Encyclopedia of Jazz Musicians
Barth, Bruce, piano; b. Pasadena, CA, 7 September 1958. He started piano lessons at age five. He moved to Harrison, New York at the age of 10. As a teenager growing up in the New York area, he fell in love with jazz, and later studied privately with Norman Simmons, and with Jaki Byard and Fred Hersch at the New England Conservatory in Boston.
He gigged around Boston, then settled in Brooklyn in the fall of 1988. Within a year he toured Europe with Vincent Herring, Japan with Nat Adderley, and began working with Stanley Turrentine. In 1990, he joined Terence Blanchard's quintet, touring extensively over the next four years. While in Blanchard's band, Barth recorded his first CDs as a leader. Both recordings were chosen by The New York Times for the top 10 lists in their respective years.
Barth left Blanchard's band in 1994 to concentrate on working with his own bands while continuing to freelance with many of jazz's finest musicians. He has had close, ongoing musical relationships with Steve Wilson, Sam Newsome, Leon Parker, Terell Stafford, Ugonna Okegwo, and Al Foster. He has also performed with Slide Hampton, Art Farmer, James Moody, Freddie Hubbard, Tom Harrell, John Patitucci, Josh Redman, Roy Hargrove, Branford Marsalis, Dave Stryker, Dick Oatts, David Sanchez, and the Mingus Big Band. Barth has also worked closely with several prominent singers, including Carla Cook, Dominique Eade, Luciana Souza, Kevin Mahogany, Laverne Butler, Rene Marie, and Vanessa Rubin. He has produced and arranged several recordings for the MAXJAZZ Label, receiving a grammy nomination for his work.
He has worked extensively as a leader of his own bands, with New York engagements at Sweet Basil, The Jazz Standard, and Bradley's, as well appearances in many of the major jazz cities of the U.S., Canada, and Europe.
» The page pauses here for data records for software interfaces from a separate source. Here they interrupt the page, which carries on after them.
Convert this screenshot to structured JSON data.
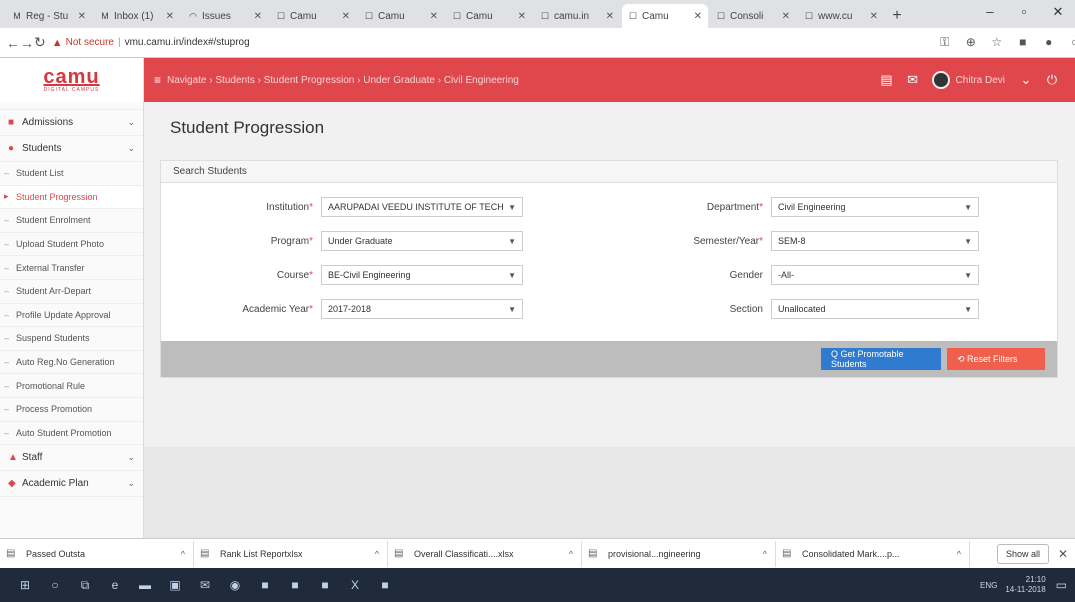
{
  "browser": {
    "tabs": [
      {
        "icon": "M",
        "title": "Reg - Stu",
        "active": false
      },
      {
        "icon": "M",
        "title": "Inbox (1)",
        "active": false
      },
      {
        "icon": "◠",
        "title": "Issues",
        "active": false
      },
      {
        "icon": "☐",
        "title": "Camu",
        "active": false
      },
      {
        "icon": "☐",
        "title": "Camu",
        "active": false
      },
      {
        "icon": "☐",
        "title": "Camu",
        "active": false
      },
      {
        "icon": "☐",
        "title": "camu.in",
        "active": false
      },
      {
        "icon": "☐",
        "title": "Camu",
        "active": true
      },
      {
        "icon": "☐",
        "title": "Consoli",
        "active": false
      },
      {
        "icon": "☐",
        "title": "www.cu",
        "active": false
      }
    ],
    "new_tab": "+",
    "address": {
      "warning": "Not secure",
      "url": "vmu.camu.in/index#/stuprog"
    },
    "window_controls": [
      "–",
      "▫",
      "✕"
    ],
    "ext_icons": [
      "key-icon",
      "zoom-icon",
      "star-icon",
      "extension-icon",
      "profile-icon",
      "menu-icon"
    ]
  },
  "app": {
    "logo": "camu",
    "logo_sub": "DIGITAL CAMPUS",
    "breadcrumb": "Navigate › Students › Student Progression › Under Graduate › Civil Engineering",
    "user_name": "Chitra Devi"
  },
  "sidebar": {
    "sections": [
      {
        "label": "Admissions",
        "icon": "admissions-icon",
        "caret": "⌄"
      },
      {
        "label": "Students",
        "icon": "students-icon",
        "caret": "⌄"
      }
    ],
    "student_items": [
      {
        "label": "Student List",
        "active": false
      },
      {
        "label": "Student Progression",
        "active": true
      },
      {
        "label": "Student Enrolment",
        "active": false
      },
      {
        "label": "Upload Student Photo",
        "active": false
      },
      {
        "label": "External Transfer",
        "active": false
      },
      {
        "label": "Student Arr-Depart",
        "active": false
      },
      {
        "label": "Profile Update Approval",
        "active": false
      },
      {
        "label": "Suspend Students",
        "active": false
      },
      {
        "label": "Auto Reg.No Generation",
        "active": false
      },
      {
        "label": "Promotional Rule",
        "active": false
      },
      {
        "label": "Process Promotion",
        "active": false
      },
      {
        "label": "Auto Student Promotion",
        "active": false
      }
    ],
    "bottom_sections": [
      {
        "label": "Staff",
        "icon": "staff-icon",
        "caret": "⌄"
      },
      {
        "label": "Academic Plan",
        "icon": "academic-plan-icon",
        "caret": "⌄"
      }
    ]
  },
  "main": {
    "title": "Student Progression",
    "panel_title": "Search Students",
    "fields": {
      "institution": {
        "label": "Institution",
        "value": "AARUPADAI VEEDU INSTITUTE OF TECH"
      },
      "program": {
        "label": "Program",
        "value": "Under Graduate"
      },
      "course": {
        "label": "Course",
        "value": "BE-Civil Engineering"
      },
      "academic_year": {
        "label": "Academic Year",
        "value": "2017-2018"
      },
      "department": {
        "label": "Department",
        "value": "Civil Engineering"
      },
      "semester_year": {
        "label": "Semester/Year",
        "value": "SEM-8"
      },
      "gender": {
        "label": "Gender",
        "value": "-All-"
      },
      "section": {
        "label": "Section",
        "value": "Unallocated"
      }
    },
    "required_mark": "*",
    "buttons": {
      "search": "Q Get Promotable Students",
      "reset": "⟲ Reset Filters"
    }
  },
  "downloads": {
    "items": [
      {
        "name": "Passed Outsta"
      },
      {
        "name": "Rank List Reportxlsx"
      },
      {
        "name": "Overall Classificati....xlsx"
      },
      {
        "name": "provisional...ngineering"
      },
      {
        "name": "Consolidated Mark....p..."
      }
    ],
    "caret": "^",
    "show_all": "Show all",
    "close": "✕"
  },
  "taskbar": {
    "icons": [
      "windows-icon",
      "search-icon",
      "task-view-icon",
      "edge-icon",
      "file-explorer-icon",
      "store-icon",
      "mail-icon",
      "firefox-icon",
      "app-icon",
      "app-icon",
      "app-icon",
      "excel-icon",
      "app-icon"
    ],
    "tray_text": "ENG",
    "time": "21:10",
    "date": "14-11-2018"
  }
}
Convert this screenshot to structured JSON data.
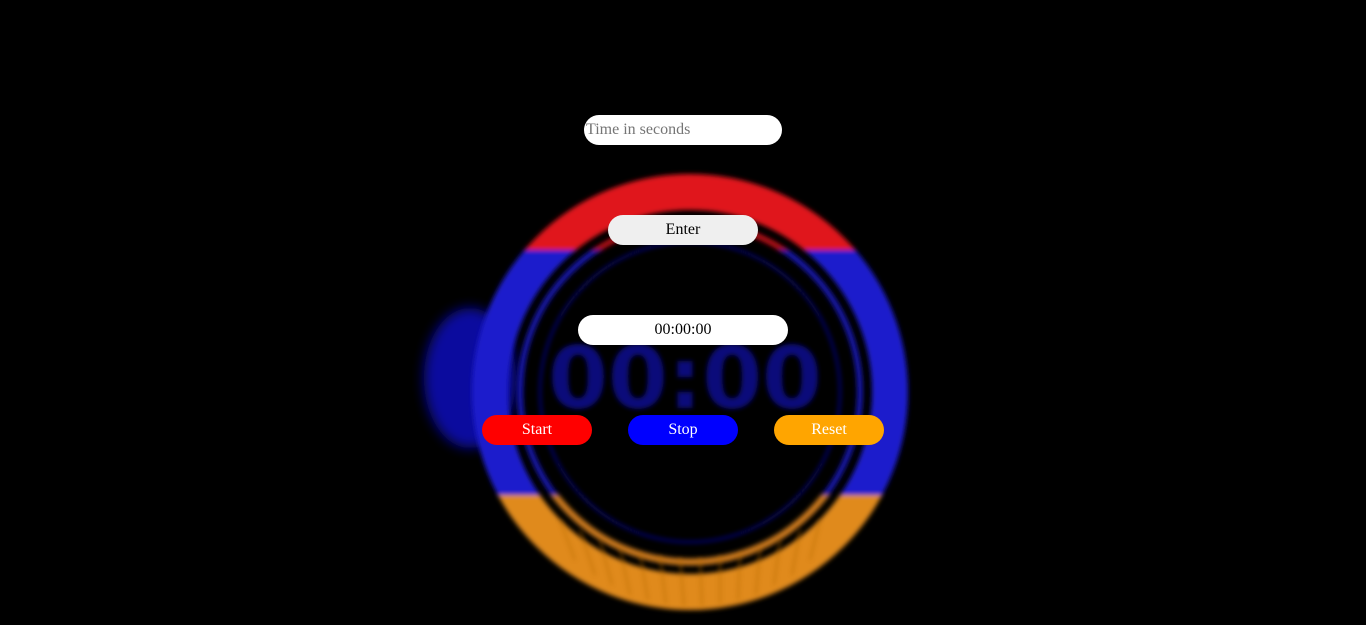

He has played on over fifty CDs. His trio made its Village Vanguard debut in February 2002.
In Focus; Morning Call; Don't Blame Me; Hope Springs Eternal; Somehow It's True; Eagles Fly; Jubilation; East and West
Eddie Allen: Another's Point of View; Tim Armacost: The Wishing Well; Terence Blanchard: The Billy Holiday Songbook, Malcolm X Jazz Suite, Simply Stated, Terence Blanchard; Terence Blanchard & Nancy Wilson: Color and Light - Jazz Sketches on Sondheim; Terence Blanchard & Monte Croft: A Jazzy Wonderland; Laverne Butler: Blues in the City, A Foolish Thing To Do; Royce Campbell: Tribute to Henry Mancini; Monte Croft: Survival of the Spirit; Steve Davis: The Jaunt; Dominique Eade: My Resistance is Low, The Long Way Home; Charles Fambrough: Upright Citizen; Bruce Gertz: Red-Handed, Shut Wide Open; Vincent Herring: American Experience; Ingrid Jensen: Vernal Fields; Randy Johnston: Jubilation; Donny McCaslin: Exile and Discovery; Sam Newsome: The Tender Side of Sammy Straighthorn; John Nugent: Taurus People, West of Flatbush; Dick Oatts: Simone's Dance; Dick Oatts & Dave Santoro: Meru; Orange Then Blue: Music for Jazz Orchestra, Where Were You?; John Patitucci: Communion; George Russell: So What, The African Game; Perico Sambeat: Some Other Spring, Jindungo; Dave Santoro: Standards Band; Greg Skaff: Blues and Other News; Luciana Souza: Poems of Elizabeth Bishop and Other Songs; Andy Statman: The Hidden Light; Dave Stryker: The Greeting, Blue to the Bone, Blue to the Bone II; Junko Sumi: Junko Sumi; Toots Thielmans: East Coast, West Coast; Jerry Weldon & Mike Karn: Head to Head; Scott Wendholt: From Now On, Through the Shadows; Steve Wilson: Passages, Four For Time, Blues For Marcus
David Zych: HearSay. Bruce Barth - Personal Agenda, in: Jazz Times, 25/8 (Oct.1995)
For North American Bookings:
Sandra A.Arnold -- Arnold Music Agency
For International Bookings:
Josep Ramon Jove -- Gest Productions